In recent times, I find myself asking these questions more and more. “Why does this story need to be told? What compelled the filmmaker to go to the trouble to make the film?”If I can’t find a suitable answer for that question, then, chances are, it’s not a film I think much of. Frustratingly, Somewhere left me in that same lurch.
All in all, the characters don’t say much. I know that’s one of Coppola’s minimalist trademarks, but I would have loved to hear something interesting come out of their mouths for a few minutes. I wanted to see some kind of passionate response from them about something. Does Cleo find out about her dad’s womanizing habits? Yes. Is she significantly bothered by them? Not really. Why include this at all if it’s not going to be used to any purpose? Johnny gets anonymous text messages throughout the film telling him what a jerk he is, when the guy we’re watching doesn’t seem all that bad. It got old. Late in the film, Johnny delivers a pivotal line of dialogue that the person he’s speaking with clearly can’t hear. Is inaudible dialogue turning into a fetish for Sofia? In the oft-discussed ending of Lost In Translation, the audience can’t hear what Bob and Charlotte are saying, and it’s a beautiful moment that caps off a connection formed between two wonderfully realized characters. In Somewhere, it’s flipped around so that the audience can hear what the character can’t. It doesn’t make sense why Johnny wouldn’t have the courage to say what he needs to straight out in a quieter moment. It would have been much more meaningful and would have been in keeping with Johnny’s character. As it’s delivered, the words "cliché" and "cheeseball" come to mind, two words that, in a perfect world, would never be used together.
And what’s with the music??? Normally, Sofia Coppola’s choice and placement are impeccable. Most of Somewhere doesn’t have any kind of soundtrack, and, when music is actually used, it’s very quiet. I wanted something like the glorious “Girls” from the beginning of Lost In Translation or “What Ever Happened” from Marie Antoinette. SOMETHING. Instead, almost all we get are songs that we’ve already heard because we’ve seen the trailer 1500 times, and we don’t even get to properly hear them. If you’re going to play that Strokes song again, can you at least turn it up so I can hear it? It’s a good song. However, there is a big bright spot in the form of a song called "Teddy Bear." It's performed by a guy named Romulo who accompanies himself on a wonderfully out-of-tune classical guitar. It's charming, endearing, and, in a microcosm, everything Somewhere would like to be.
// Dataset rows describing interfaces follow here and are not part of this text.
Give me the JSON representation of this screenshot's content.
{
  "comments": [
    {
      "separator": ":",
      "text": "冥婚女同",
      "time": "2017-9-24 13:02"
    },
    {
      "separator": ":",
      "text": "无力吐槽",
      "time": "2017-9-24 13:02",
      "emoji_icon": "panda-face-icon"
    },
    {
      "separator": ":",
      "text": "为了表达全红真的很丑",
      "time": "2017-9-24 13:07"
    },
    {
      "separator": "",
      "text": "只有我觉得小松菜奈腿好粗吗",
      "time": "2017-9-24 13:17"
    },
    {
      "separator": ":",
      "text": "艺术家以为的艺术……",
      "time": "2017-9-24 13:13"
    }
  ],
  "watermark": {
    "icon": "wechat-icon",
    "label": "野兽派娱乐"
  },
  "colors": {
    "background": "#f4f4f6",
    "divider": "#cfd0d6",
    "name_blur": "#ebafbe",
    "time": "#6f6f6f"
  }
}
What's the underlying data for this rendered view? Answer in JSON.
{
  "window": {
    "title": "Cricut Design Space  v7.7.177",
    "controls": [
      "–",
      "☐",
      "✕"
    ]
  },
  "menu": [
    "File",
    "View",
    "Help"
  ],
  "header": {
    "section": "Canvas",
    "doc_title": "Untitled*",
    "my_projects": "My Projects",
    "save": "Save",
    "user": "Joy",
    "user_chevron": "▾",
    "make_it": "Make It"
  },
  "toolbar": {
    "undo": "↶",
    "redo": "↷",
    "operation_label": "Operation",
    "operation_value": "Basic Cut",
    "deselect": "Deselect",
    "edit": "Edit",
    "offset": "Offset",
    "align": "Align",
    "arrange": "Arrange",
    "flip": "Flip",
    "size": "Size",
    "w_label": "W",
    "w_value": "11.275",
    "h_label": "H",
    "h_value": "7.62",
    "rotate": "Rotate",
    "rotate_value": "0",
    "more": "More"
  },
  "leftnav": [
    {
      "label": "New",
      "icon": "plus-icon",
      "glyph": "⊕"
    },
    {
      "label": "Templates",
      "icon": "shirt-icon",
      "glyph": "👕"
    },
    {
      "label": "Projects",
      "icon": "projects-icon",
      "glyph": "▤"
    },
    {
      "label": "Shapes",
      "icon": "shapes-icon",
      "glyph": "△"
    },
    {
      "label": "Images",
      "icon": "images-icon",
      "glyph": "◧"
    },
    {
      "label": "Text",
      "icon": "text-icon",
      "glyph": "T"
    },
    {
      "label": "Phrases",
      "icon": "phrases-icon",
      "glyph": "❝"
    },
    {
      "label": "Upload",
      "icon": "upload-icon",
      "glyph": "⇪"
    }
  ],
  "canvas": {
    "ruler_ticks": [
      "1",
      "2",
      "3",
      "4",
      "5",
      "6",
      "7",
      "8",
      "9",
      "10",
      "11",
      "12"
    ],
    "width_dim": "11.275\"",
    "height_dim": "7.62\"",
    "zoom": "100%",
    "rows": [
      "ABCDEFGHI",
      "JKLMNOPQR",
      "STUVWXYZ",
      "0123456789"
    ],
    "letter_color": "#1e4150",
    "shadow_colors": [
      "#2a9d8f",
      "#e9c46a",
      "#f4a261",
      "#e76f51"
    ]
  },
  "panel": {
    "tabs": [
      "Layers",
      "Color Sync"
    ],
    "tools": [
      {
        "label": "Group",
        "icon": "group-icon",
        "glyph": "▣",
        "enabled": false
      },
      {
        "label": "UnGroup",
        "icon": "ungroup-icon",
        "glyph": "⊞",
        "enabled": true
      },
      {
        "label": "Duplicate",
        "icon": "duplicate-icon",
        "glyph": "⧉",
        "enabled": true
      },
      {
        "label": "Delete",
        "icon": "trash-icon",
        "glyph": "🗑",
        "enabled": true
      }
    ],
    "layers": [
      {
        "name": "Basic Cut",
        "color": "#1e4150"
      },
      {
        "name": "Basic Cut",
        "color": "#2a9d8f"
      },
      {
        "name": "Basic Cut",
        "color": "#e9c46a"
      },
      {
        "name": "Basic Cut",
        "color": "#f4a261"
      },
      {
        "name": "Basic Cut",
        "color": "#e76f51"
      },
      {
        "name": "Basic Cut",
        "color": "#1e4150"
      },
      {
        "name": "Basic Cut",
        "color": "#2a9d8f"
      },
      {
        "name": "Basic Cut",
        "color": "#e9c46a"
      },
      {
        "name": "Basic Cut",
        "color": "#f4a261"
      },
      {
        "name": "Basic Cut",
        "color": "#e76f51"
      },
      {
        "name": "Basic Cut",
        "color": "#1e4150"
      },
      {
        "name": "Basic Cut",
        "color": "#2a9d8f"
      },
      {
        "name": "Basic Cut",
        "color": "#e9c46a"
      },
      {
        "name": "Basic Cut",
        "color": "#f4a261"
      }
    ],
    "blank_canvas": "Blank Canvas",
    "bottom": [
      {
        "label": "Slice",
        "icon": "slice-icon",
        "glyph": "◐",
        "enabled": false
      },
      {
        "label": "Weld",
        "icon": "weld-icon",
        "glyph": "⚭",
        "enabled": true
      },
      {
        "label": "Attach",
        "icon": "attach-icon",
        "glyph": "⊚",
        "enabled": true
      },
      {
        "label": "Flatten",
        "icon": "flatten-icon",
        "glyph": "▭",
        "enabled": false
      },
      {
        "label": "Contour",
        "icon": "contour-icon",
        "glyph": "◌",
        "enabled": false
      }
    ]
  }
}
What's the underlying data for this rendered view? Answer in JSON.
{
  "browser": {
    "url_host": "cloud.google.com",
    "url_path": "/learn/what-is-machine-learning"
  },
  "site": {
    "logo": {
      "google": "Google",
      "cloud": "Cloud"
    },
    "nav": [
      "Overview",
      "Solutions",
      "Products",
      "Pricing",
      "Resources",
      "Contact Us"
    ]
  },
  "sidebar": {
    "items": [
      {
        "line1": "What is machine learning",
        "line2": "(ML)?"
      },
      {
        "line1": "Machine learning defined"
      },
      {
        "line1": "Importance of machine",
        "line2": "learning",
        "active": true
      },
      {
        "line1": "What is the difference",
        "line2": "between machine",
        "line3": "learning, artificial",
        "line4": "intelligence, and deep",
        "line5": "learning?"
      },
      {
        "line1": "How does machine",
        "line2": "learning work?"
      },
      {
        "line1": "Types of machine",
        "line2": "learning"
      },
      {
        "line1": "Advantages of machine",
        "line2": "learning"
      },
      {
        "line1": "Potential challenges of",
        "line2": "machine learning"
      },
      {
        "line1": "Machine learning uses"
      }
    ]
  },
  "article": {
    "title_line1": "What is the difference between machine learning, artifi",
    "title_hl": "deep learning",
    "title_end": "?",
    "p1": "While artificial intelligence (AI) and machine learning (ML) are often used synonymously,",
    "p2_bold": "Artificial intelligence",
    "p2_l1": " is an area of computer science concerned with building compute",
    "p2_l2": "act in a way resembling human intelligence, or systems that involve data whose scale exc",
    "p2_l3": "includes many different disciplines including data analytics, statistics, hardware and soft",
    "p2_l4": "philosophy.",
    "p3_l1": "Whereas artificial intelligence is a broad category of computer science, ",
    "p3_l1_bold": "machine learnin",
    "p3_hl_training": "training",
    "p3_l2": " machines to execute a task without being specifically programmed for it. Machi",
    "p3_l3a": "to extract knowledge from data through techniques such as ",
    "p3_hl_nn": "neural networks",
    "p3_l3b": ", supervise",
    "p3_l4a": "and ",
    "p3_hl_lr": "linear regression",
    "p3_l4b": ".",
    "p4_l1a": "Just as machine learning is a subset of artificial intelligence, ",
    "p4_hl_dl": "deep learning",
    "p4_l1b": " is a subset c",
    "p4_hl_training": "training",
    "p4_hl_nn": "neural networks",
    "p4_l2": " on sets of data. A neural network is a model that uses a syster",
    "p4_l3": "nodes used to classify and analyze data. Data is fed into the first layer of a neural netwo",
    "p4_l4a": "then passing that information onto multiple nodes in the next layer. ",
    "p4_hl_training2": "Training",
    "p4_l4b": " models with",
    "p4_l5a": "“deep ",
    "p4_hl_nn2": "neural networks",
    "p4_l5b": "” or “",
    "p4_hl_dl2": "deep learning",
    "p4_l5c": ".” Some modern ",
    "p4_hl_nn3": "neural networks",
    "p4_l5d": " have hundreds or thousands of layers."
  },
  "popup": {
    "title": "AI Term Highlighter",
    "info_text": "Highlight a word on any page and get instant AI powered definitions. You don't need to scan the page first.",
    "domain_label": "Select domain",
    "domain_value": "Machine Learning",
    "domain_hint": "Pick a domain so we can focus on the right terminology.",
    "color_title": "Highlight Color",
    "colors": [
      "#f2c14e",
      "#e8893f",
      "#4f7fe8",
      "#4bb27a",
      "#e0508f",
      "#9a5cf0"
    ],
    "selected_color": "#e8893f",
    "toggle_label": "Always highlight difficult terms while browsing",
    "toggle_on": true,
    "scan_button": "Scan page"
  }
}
Perhaps the biggest problem that arises in the film is the fact that Johnny just isn’t a terribly compelling character, and Stephen Dorff’s work isn't anything to write home about. The character operates on a very narrow band of quiet resignation without much variance. As such, when he has his breakdown scene, it’s not entirely believable. Some actors can cry and make you believe it, others can’t.
It's hard to watch Somewhere without thinking about Lost In Translation. Both are about famous men who spend time with a girl/woman, finding a new sense of priority and renewed source of strength. While Bill Murray was able to take the material and craft a finely-tuned portrait of middle-aged loneliness, Stephen Dorff doesn't seem to bring anything distinctive to what he's been given. I think that, in large part, it's not entirely his fault. Coppola should have given the script another pass (or two or three), and attempted to inject some kind of life into this dull, dull story of inconsequential goings-on.
After waiting several years for the follow-up to Marie Antoinette, I’ve missed Sofia Coppola.
After Somewhere, I still do.
2 stars (out of 5)